File picture: Tracey Adams
Johannesburg - The junk status accorded to South Africa’s sovereign credit rating will be detrimental for black professionals and business owners in the “untransformed” financial services sector.

This is the view of Sibongiseni Mbatha, the president of the Association of Black Securities and Investment Professionals (Absip).

Absip has a membership of roughly 10 000, which includes black-owned small financial services firms, young and established professionals and asset managers.

He was reacting to Friday’s announcement by Fitch Ratings that the agency had downgraded government’s long-term foreign and local currency debt to BB+ from BBB- with a stable outlook; a non-investment grade - or junk - rating.

Fitch is the second agency after Standard & Poor’s to downgrade South Africa to non-investment grade.

Mbatha said this will reverse the “little gains” that have been accrued in the sector, and hinder the association’s efforts at contributing to the speeding up of transformation in the sector.

“There is a problem of market concentration where white corporations manage the majority of assets in the country, including in the banking sector where the big five banks control 90 percent of the market.

“So the effect on black firms, although it won’t be as it will be on white firms, it will be an effect anyway,” he contended.

Read also: Fitch follows S&P, downgrades SA

“There is also a big concentration in the asset management sector, where you have the big, white asset managers managing more than 70% of assets under management.

“Black firms are barely managing 4.5 percent of assets under management, which is a far cry from what it should be.

“But that 4.5 percent will be affected by the downgrade that has been visited upon us.”

He also expressed concern at “the flight of investment away from the country to more favourable investment destinations”, which was the same concern held by chief economist at the SA Institute of Race Relations, Ian Cruickshanks who told Independent Media the Reserve Bank “could raise interest rates by as much as 2 percent in no time because it will have to protect capital outflows”.
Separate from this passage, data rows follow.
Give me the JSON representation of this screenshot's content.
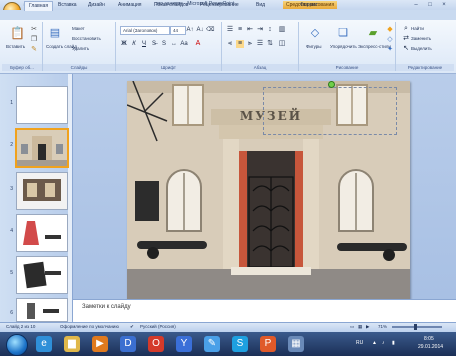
{
  "window": {
    "title": "это занятие - Microsoft PowerPoint",
    "context_tab_title": "Средства рисования",
    "minimize": "–",
    "maximize": "□",
    "close": "×"
  },
  "tabs": [
    "Главная",
    "Вставка",
    "Дизайн",
    "Анимация",
    "Показ слайдов",
    "Рецензирование",
    "Вид",
    "Формат"
  ],
  "ribbon": {
    "clipboard": {
      "paste": "Вставить",
      "label": "Буфер об..."
    },
    "slides": {
      "layout": "Макет",
      "reset": "Восстановить",
      "create": "Создать слайд",
      "delete": "Удалить",
      "label": "Слайды"
    },
    "font": {
      "font_name": "Arial (Заголовок)",
      "font_size": "44",
      "bold": "Ж",
      "italic": "К",
      "underline": "Ч",
      "label": "Шрифт"
    },
    "paragraph": {
      "label": "Абзац"
    },
    "drawing": {
      "shapes": "Фигуры",
      "arrange": "Упорядочить",
      "quick_styles": "Экспресс-стили",
      "label": "Рисование"
    },
    "editing": {
      "find": "Найти",
      "replace": "Заменить",
      "select": "Выделить",
      "label": "Редактирование"
    }
  },
  "slides": {
    "numbers": [
      "1",
      "2",
      "3",
      "4",
      "5",
      "6"
    ],
    "selected_index": 1
  },
  "slide_content": {
    "sign": "МУЗЕЙ"
  },
  "notes": {
    "placeholder": "Заметки к слайду"
  },
  "status": {
    "slide_info": "Слайд 2 из 10",
    "theme": "Оформление по умолчанию",
    "language": "Русский (Россия)",
    "zoom": "71%"
  },
  "taskbar": {
    "lang": "RU",
    "time": "8:05",
    "date": "29.01.2014"
  },
  "colors": {
    "accent": "#f0a21e",
    "ribbon": "#dce8f7",
    "taskbar": "#1b2f56"
  }
}
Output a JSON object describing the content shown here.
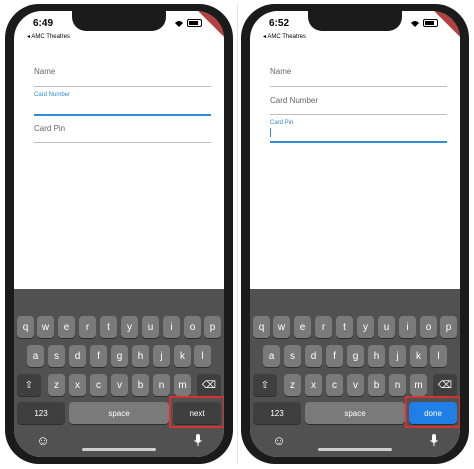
{
  "left": {
    "time": "6:49",
    "carrier": "◂ AMC Theatres",
    "fields": {
      "name": "Name",
      "card_number": "Card Number",
      "card_pin": "Card Pin"
    },
    "action_key": "next"
  },
  "right": {
    "time": "6:52",
    "carrier": "◂ AMC Theatres",
    "fields": {
      "name": "Name",
      "card_number": "Card Number",
      "card_pin": "Card Pin"
    },
    "action_key": "done"
  },
  "keyboard": {
    "row1": [
      "q",
      "w",
      "e",
      "r",
      "t",
      "y",
      "u",
      "i",
      "o",
      "p"
    ],
    "row2": [
      "a",
      "s",
      "d",
      "f",
      "g",
      "h",
      "j",
      "k",
      "l"
    ],
    "row3": [
      "z",
      "x",
      "c",
      "v",
      "b",
      "n",
      "m"
    ],
    "numbers_label": "123",
    "space_label": "space",
    "shift_icon": "⇧",
    "delete_icon": "⌫",
    "emoji_icon": "☺",
    "mic_icon": "🎤"
  },
  "colors": {
    "accent": "#2f8bd6",
    "done_key": "#1f7fe6",
    "highlight": "#d93030",
    "keyboard_bg": "#515151",
    "key_bg": "#7a7a7a"
  }
}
“Unfortunately, in South Africa worst case scenarios frequently come to fruition.”